- PROMPT:
Print all the data, keeping every line exactly as it is.

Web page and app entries
###
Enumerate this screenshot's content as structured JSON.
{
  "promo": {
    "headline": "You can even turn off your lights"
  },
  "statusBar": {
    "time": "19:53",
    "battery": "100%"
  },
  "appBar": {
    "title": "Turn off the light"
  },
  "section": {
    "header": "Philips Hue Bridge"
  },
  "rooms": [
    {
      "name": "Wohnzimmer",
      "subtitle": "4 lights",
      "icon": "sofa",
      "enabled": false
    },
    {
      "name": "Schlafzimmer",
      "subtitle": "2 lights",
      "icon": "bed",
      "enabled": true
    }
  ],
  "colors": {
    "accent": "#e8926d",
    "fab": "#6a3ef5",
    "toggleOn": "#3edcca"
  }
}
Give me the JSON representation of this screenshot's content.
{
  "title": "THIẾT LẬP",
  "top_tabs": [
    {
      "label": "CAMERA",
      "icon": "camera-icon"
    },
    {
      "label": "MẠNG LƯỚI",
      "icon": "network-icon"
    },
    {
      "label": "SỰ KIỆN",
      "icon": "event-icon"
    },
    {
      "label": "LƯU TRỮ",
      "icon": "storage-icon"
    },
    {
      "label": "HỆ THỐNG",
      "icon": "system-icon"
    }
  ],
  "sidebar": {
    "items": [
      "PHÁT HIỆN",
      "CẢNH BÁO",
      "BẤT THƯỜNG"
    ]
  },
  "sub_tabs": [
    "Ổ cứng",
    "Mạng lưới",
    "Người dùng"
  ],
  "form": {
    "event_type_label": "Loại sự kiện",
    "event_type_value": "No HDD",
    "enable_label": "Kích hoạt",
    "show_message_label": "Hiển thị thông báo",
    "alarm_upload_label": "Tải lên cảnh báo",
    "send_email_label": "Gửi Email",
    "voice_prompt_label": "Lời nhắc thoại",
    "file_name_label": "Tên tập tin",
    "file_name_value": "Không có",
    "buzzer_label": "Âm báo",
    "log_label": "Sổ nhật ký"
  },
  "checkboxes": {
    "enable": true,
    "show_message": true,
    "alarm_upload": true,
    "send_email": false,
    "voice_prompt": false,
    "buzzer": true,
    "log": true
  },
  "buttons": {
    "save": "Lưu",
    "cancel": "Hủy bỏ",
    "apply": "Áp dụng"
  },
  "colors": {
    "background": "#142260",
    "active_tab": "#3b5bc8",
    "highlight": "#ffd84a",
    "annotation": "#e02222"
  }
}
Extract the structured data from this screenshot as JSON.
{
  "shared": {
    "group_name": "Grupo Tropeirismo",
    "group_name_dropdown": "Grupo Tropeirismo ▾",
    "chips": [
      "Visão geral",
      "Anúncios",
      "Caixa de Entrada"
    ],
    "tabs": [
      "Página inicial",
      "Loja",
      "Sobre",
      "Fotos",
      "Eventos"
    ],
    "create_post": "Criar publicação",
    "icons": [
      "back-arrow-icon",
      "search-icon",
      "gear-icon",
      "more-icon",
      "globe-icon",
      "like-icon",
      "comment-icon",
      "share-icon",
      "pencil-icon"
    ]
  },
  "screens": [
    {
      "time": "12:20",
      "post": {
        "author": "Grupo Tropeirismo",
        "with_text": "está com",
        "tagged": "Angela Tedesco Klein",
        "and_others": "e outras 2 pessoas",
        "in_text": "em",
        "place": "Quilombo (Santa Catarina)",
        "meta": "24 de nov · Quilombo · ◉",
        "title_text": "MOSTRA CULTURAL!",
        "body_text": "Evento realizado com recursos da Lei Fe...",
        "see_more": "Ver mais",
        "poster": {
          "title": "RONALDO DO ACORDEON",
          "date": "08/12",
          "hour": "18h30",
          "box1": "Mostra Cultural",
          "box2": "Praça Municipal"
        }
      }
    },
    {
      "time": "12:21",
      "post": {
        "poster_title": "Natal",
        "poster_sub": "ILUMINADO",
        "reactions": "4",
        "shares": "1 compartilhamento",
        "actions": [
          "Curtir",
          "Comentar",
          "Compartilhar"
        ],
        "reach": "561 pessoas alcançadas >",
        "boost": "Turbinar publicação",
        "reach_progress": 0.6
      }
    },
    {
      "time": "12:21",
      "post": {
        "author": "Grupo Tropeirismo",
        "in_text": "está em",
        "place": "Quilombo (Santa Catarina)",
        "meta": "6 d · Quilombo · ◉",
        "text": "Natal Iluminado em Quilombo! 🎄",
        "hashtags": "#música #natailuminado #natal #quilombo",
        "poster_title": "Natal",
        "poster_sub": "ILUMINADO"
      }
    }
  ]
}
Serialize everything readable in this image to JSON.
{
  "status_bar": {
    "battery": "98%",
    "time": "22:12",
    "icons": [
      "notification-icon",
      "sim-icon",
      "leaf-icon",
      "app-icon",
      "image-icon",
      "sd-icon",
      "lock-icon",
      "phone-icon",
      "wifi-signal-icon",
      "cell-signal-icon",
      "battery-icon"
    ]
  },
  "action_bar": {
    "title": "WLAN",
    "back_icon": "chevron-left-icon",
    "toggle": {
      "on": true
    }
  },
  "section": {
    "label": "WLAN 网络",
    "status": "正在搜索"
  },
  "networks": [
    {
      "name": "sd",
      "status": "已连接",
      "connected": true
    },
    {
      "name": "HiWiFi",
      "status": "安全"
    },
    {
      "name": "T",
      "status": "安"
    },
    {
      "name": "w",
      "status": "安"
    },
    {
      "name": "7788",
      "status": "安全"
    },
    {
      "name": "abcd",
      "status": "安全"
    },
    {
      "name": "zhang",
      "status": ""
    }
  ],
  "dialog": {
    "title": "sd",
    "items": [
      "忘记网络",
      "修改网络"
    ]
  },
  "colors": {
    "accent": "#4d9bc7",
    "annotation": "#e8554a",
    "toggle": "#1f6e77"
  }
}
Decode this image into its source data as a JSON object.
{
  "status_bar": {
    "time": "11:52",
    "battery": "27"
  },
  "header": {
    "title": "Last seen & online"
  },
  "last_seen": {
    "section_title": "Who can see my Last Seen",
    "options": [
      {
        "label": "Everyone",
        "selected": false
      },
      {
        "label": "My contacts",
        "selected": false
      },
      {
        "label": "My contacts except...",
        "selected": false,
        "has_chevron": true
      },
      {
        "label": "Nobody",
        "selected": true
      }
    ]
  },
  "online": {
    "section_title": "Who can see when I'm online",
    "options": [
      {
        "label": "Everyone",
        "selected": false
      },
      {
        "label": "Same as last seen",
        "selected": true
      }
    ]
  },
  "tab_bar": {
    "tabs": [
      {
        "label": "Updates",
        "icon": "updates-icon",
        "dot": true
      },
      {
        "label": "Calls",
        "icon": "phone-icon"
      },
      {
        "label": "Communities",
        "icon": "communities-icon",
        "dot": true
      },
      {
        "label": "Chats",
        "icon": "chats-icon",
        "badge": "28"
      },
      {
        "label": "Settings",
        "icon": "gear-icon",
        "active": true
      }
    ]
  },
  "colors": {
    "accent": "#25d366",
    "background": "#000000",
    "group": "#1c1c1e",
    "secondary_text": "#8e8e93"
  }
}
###
- RESULT:
Enumerate this screenshot's content as structured JSON.
{
  "promo": {
    "headline": "You can even turn off your lights"
  },
  "statusBar": {
    "time": "19:53",
    "battery": "100%"
  },
  "appBar": {
    "title": "Turn off the light"
  },
  "section": {
    "header": "Philips Hue Bridge"
  },
  "rooms": [
    {
      "name": "Wohnzimmer",
      "subtitle": "4 lights",
      "icon": "sofa",
      "enabled": false
    },
    {
      "name": "Schlafzimmer",
      "subtitle": "2 lights",
      "icon": "bed",
      "enabled": true
    }
  ],
  "colors": {
    "accent": "#e8926d",
    "fab": "#6a3ef5",
    "toggleOn": "#3edcca"
  }
}
Give me the JSON representation of this screenshot's content.
{
  "title": "THIẾT LẬP",
  "top_tabs": [
    {
      "label": "CAMERA",
      "icon": "camera-icon"
    },
    {
      "label": "MẠNG LƯỚI",
      "icon": "network-icon"
    },
    {
      "label": "SỰ KIỆN",
      "icon": "event-icon"
    },
    {
      "label": "LƯU TRỮ",
      "icon": "storage-icon"
    },
    {
      "label": "HỆ THỐNG",
      "icon": "system-icon"
    }
  ],
  "sidebar": {
    "items": [
      "PHÁT HIỆN",
      "CẢNH BÁO",
      "BẤT THƯỜNG"
    ]
  },
  "sub_tabs": [
    "Ổ cứng",
    "Mạng lưới",
    "Người dùng"
  ],
  "form": {
    "event_type_label": "Loại sự kiện",
    "event_type_value": "No HDD",
    "enable_label": "Kích hoạt",
    "show_message_label": "Hiển thị thông báo",
    "alarm_upload_label": "Tải lên cảnh báo",
    "send_email_label": "Gửi Email",
    "voice_prompt_label": "Lời nhắc thoại",
    "file_name_label": "Tên tập tin",
    "file_name_value": "Không có",
    "buzzer_label": "Âm báo",
    "log_label": "Sổ nhật ký"
  },
  "checkboxes": {
    "enable": true,
    "show_message": true,
    "alarm_upload": true,
    "send_email": false,
    "voice_prompt": false,
    "buzzer": true,
    "log": true
  },
  "buttons": {
    "save": "Lưu",
    "cancel": "Hủy bỏ",
    "apply": "Áp dụng"
  },
  "colors": {
    "background": "#142260",
    "active_tab": "#3b5bc8",
    "highlight": "#ffd84a",
    "annotation": "#e02222"
  }
}
Extract the structured data from this screenshot as JSON.
{
  "shared": {
    "group_name": "Grupo Tropeirismo",
    "group_name_dropdown": "Grupo Tropeirismo ▾",
    "chips": [
      "Visão geral",
      "Anúncios",
      "Caixa de Entrada"
    ],
    "tabs": [
      "Página inicial",
      "Loja",
      "Sobre",
      "Fotos",
      "Eventos"
    ],
    "create_post": "Criar publicação",
    "icons": [
      "back-arrow-icon",
      "search-icon",
      "gear-icon",
      "more-icon",
      "globe-icon",
      "like-icon",
      "comment-icon",
      "share-icon",
      "pencil-icon"
    ]
  },
  "screens": [
    {
      "time": "12:20",
      "post": {
        "author": "Grupo Tropeirismo",
        "with_text": "está com",
        "tagged": "Angela Tedesco Klein",
        "and_others": "e outras 2 pessoas",
        "in_text": "em",
        "place": "Quilombo (Santa Catarina)",
        "meta": "24 de nov · Quilombo · ◉",
        "title_text": "MOSTRA CULTURAL!",
        "body_text": "Evento realizado com recursos da Lei Fe...",
        "see_more": "Ver mais",
        "poster": {
          "title": "RONALDO DO ACORDEON",
          "date": "08/12",
          "hour": "18h30",
          "box1": "Mostra Cultural",
          "box2": "Praça Municipal"
        }
      }
    },
    {
      "time": "12:21",
      "post": {
        "poster_title": "Natal",
        "poster_sub": "ILUMINADO",
        "reactions": "4",
        "shares": "1 compartilhamento",
        "actions": [
          "Curtir",
          "Comentar",
          "Compartilhar"
        ],
        "reach": "561 pessoas alcançadas >",
        "boost": "Turbinar publicação",
        "reach_progress": 0.6
      }
    },
    {
      "time": "12:21",
      "post": {
        "author": "Grupo Tropeirismo",
        "in_text": "está em",
        "place": "Quilombo (Santa Catarina)",
        "meta": "6 d · Quilombo · ◉",
        "text": "Natal Iluminado em Quilombo! 🎄",
        "hashtags": "#música #natailuminado #natal #quilombo",
        "poster_title": "Natal",
        "poster_sub": "ILUMINADO"
      }
    }
  ]
}
Serialize everything readable in this image to JSON.
{
  "status_bar": {
    "battery": "98%",
    "time": "22:12",
    "icons": [
      "notification-icon",
      "sim-icon",
      "leaf-icon",
      "app-icon",
      "image-icon",
      "sd-icon",
      "lock-icon",
      "phone-icon",
      "wifi-signal-icon",
      "cell-signal-icon",
      "battery-icon"
    ]
  },
  "action_bar": {
    "title": "WLAN",
    "back_icon": "chevron-left-icon",
    "toggle": {
      "on": true
    }
  },
  "section": {
    "label": "WLAN 网络",
    "status": "正在搜索"
  },
  "networks": [
    {
      "name": "sd",
      "status": "已连接",
      "connected": true
    },
    {
      "name": "HiWiFi",
      "status": "安全"
    },
    {
      "name": "T",
      "status": "安"
    },
    {
      "name": "w",
      "status": "安"
    },
    {
      "name": "7788",
      "status": "安全"
    },
    {
      "name": "abcd",
      "status": "安全"
    },
    {
      "name": "zhang",
      "status": ""
    }
  ],
  "dialog": {
    "title": "sd",
    "items": [
      "忘记网络",
      "修改网络"
    ]
  },
  "colors": {
    "accent": "#4d9bc7",
    "annotation": "#e8554a",
    "toggle": "#1f6e77"
  }
}
Decode this image into its source data as a JSON object.
{
  "status_bar": {
    "time": "11:52",
    "battery": "27"
  },
  "header": {
    "title": "Last seen & online"
  },
  "last_seen": {
    "section_title": "Who can see my Last Seen",
    "options": [
      {
        "label": "Everyone",
        "selected": false
      },
      {
        "label": "My contacts",
        "selected": false
      },
      {
        "label": "My contacts except...",
        "selected": false,
        "has_chevron": true
      },
      {
        "label": "Nobody",
        "selected": true
      }
    ]
  },
  "online": {
    "section_title": "Who can see when I'm online",
    "options": [
      {
        "label": "Everyone",
        "selected": false
      },
      {
        "label": "Same as last seen",
        "selected": true
      }
    ]
  },
  "tab_bar": {
    "tabs": [
      {
        "label": "Updates",
        "icon": "updates-icon",
        "dot": true
      },
      {
        "label": "Calls",
        "icon": "phone-icon"
      },
      {
        "label": "Communities",
        "icon": "communities-icon",
        "dot": true
      },
      {
        "label": "Chats",
        "icon": "chats-icon",
        "badge": "28"
      },
      {
        "label": "Settings",
        "icon": "gear-icon",
        "active": true
      }
    ]
  },
  "colors": {
    "accent": "#25d366",
    "background": "#000000",
    "group": "#1c1c1e",
    "secondary_text": "#8e8e93"
  }
}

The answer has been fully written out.